    From US-41/Broad Street, drive north to Lake Lindsey Road/County Road 476 and turn right. Drive on Lake Lindsey Road for 5.3 miles; Nobleton Outpost will be located on your left. If you have the time, consider renting a kayak for some Withlacoochee River paddling.

    Part of the Florida’s Greenways and Trails Program, a Designated Paddling Trail, the Withlacoochee River is mapped with distances, camping and points of interest:

    Nobleton Outpost Kayaks FL Adventure Coast

    From Nobleton Outpost, head west (back) on Lake Lindsey Road and turn left onto Edgewater Avenue. Continue south for four miles. Turn right onto County Road 480/Croom Road and continue 3.9 miles. Tucker Hill Day Use Area will be on your right.

    Withlacoochee State Forest Hike Trail

    Hike the Withlacoochee State Forest

    Tucker Hill Day Use Area is located on the Withlacoochee State Forest and offers over twenty miles of hiking trails connected to the day use area. Other amenities are: picnic area, restrooms and trailheads for bicycle and equestrian trails. There is a day use fee, and leashed pets are permitted.

    The hiking trails include three loop trails: the A Loop (7.39 miles), B Loop (8.97 miles) and C Loop (8.09 miles).

    Tips for hiking:

    Stick to the Trail

    On multi-use trails, it is important to stay on the marked trails and be aware of your surroundings. Similar to keeping off banks while paddling, this helps lessen the amount of foot traffic and erosion on trails, and can keep you from colliding with other trail users (horseback riders and off-road bicyclists).

    Pack-it-in, pack-it-out

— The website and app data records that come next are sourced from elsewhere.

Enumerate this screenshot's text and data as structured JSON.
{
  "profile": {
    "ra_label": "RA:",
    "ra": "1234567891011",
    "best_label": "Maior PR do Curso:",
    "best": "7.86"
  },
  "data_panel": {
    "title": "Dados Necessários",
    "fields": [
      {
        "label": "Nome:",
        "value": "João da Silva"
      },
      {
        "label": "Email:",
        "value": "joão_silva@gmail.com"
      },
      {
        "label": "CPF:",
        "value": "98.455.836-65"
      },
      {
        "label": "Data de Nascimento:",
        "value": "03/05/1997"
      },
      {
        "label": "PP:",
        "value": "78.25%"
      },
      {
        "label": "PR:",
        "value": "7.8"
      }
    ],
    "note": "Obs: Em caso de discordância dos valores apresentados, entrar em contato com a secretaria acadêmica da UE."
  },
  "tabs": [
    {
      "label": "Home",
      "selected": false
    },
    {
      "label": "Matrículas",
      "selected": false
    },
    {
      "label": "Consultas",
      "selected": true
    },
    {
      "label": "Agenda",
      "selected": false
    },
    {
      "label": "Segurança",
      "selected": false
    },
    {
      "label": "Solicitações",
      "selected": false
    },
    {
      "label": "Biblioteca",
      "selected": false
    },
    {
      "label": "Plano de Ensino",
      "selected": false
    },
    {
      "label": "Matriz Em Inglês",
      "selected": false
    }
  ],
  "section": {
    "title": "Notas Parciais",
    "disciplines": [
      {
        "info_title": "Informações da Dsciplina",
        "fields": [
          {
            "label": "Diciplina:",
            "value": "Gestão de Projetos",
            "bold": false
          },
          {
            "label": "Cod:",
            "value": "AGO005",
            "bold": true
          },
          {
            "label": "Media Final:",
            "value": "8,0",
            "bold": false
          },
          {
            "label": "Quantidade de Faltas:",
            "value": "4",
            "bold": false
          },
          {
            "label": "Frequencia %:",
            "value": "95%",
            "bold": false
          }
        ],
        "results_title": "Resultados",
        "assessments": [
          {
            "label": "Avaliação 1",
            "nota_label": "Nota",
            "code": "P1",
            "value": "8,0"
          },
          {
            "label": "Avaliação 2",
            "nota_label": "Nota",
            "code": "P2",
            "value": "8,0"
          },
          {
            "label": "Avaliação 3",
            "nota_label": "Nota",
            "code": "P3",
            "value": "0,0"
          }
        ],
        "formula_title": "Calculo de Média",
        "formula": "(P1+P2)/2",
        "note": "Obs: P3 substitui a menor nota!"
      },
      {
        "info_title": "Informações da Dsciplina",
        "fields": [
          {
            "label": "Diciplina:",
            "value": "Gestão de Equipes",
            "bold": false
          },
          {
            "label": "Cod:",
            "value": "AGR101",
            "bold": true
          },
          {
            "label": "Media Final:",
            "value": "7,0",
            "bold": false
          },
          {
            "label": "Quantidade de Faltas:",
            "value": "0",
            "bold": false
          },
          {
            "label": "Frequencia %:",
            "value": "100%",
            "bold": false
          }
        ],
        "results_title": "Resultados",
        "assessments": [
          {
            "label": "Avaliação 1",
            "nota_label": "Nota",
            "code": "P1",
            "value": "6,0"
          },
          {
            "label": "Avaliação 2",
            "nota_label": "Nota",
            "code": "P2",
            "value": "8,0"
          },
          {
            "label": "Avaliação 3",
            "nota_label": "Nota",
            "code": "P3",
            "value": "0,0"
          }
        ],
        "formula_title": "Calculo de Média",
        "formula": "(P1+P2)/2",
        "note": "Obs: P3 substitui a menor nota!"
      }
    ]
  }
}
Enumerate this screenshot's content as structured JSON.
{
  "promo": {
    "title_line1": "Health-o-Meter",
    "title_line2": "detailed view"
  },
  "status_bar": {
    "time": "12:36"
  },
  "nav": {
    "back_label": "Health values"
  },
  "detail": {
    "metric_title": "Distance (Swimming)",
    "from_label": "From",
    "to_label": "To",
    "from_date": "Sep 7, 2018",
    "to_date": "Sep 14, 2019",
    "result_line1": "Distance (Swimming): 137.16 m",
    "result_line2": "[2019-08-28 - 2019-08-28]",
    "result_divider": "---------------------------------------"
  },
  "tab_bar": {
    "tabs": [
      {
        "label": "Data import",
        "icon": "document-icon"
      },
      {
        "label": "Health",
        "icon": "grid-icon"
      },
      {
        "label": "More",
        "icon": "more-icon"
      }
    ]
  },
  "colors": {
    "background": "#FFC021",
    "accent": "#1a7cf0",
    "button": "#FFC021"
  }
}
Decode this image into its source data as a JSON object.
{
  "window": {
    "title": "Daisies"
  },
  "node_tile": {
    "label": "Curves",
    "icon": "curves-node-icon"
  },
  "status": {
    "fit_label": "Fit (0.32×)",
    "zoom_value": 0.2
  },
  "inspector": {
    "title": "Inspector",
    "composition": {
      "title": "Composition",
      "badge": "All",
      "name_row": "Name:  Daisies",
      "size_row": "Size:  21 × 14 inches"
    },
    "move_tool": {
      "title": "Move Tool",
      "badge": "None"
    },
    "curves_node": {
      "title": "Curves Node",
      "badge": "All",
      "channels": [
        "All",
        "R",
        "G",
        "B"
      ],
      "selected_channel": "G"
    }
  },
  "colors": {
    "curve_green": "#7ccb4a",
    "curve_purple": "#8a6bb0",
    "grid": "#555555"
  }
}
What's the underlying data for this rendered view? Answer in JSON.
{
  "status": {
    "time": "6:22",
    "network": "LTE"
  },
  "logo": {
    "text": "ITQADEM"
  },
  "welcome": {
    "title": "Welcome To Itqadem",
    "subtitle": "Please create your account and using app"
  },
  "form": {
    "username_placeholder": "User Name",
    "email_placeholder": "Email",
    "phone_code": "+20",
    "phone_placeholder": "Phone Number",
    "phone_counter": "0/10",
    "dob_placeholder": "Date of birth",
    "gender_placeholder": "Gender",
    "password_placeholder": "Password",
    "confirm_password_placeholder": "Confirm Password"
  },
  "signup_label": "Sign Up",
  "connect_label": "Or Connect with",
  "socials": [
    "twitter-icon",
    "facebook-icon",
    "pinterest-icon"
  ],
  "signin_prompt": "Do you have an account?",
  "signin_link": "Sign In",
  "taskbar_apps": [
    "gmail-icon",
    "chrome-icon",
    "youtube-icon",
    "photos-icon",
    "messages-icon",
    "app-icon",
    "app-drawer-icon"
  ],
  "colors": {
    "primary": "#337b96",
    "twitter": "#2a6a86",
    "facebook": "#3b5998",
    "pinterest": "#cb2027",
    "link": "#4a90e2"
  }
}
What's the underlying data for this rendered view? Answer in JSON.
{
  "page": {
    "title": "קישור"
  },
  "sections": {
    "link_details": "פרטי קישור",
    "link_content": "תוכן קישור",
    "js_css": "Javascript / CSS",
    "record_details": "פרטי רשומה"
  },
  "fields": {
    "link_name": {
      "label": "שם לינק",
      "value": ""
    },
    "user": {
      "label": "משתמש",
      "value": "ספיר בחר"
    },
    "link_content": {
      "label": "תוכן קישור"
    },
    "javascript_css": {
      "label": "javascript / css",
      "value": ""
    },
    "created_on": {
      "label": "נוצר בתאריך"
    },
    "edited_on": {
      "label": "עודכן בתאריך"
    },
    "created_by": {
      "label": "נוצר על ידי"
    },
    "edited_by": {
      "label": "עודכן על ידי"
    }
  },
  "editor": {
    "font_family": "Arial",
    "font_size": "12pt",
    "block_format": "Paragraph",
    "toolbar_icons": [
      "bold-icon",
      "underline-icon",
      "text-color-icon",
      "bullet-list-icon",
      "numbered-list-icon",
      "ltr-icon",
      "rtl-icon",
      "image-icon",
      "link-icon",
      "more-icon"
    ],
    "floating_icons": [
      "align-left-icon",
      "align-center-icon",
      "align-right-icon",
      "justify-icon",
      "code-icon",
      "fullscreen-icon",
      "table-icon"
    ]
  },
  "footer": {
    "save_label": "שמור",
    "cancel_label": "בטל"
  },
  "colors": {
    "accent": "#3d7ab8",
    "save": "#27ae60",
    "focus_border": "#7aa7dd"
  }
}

    Two young Americans made an inspiring journey by hiking the Appalachian Trail while picking up every piece of trash along the way. Although we may not go to such great lengths on shorter trips, it provides a great example of how we can make a difference for the health and beauty of our trails.

    Take in the sounds of Nature

    Away from the hustle and bustle of urban sounds, being on the trail or paddling on the water is a great chance to find peace and quiet. Other trail users will appreciate the lack of noise, music or excessive talking – and it increases your chances of seeing wildlife on the trail.

    End the day with a sumptuous dinner at nearby Papa Joe’s Italian Restaurant.

    From Tucker Hill Day Use Area, head west on Croom Road for two miles. Turn left onto Weatherly Road. Continue for 2.6 miles and turn left onto Mondon Hill Road. In 3.8 miles you will reach US-98/Cortez Boulevard; cross over Cortez Boulevard and continue on Spring Lake Highway. Papa Joe’s Italian Restaurant is located on your left.

    Interested in making a difference in the community? Make your trip even more memorable by adding a day for Volunteerism to your itinerary. Florida’s Adventure Coast has groups happy to accept your kind services as a volunteer. Be appreciated for your positive impact in both community and environmental areas.

    Volunteer Workers Fickett Hammock

    Friends of Weeki Wachee Springs

    Withlacoochee State Forest

    Chinsegut Conservation Center

     Decorate grasses by golf course Brooksville

    Follow Us Online


Pin It on Pinterest

Share This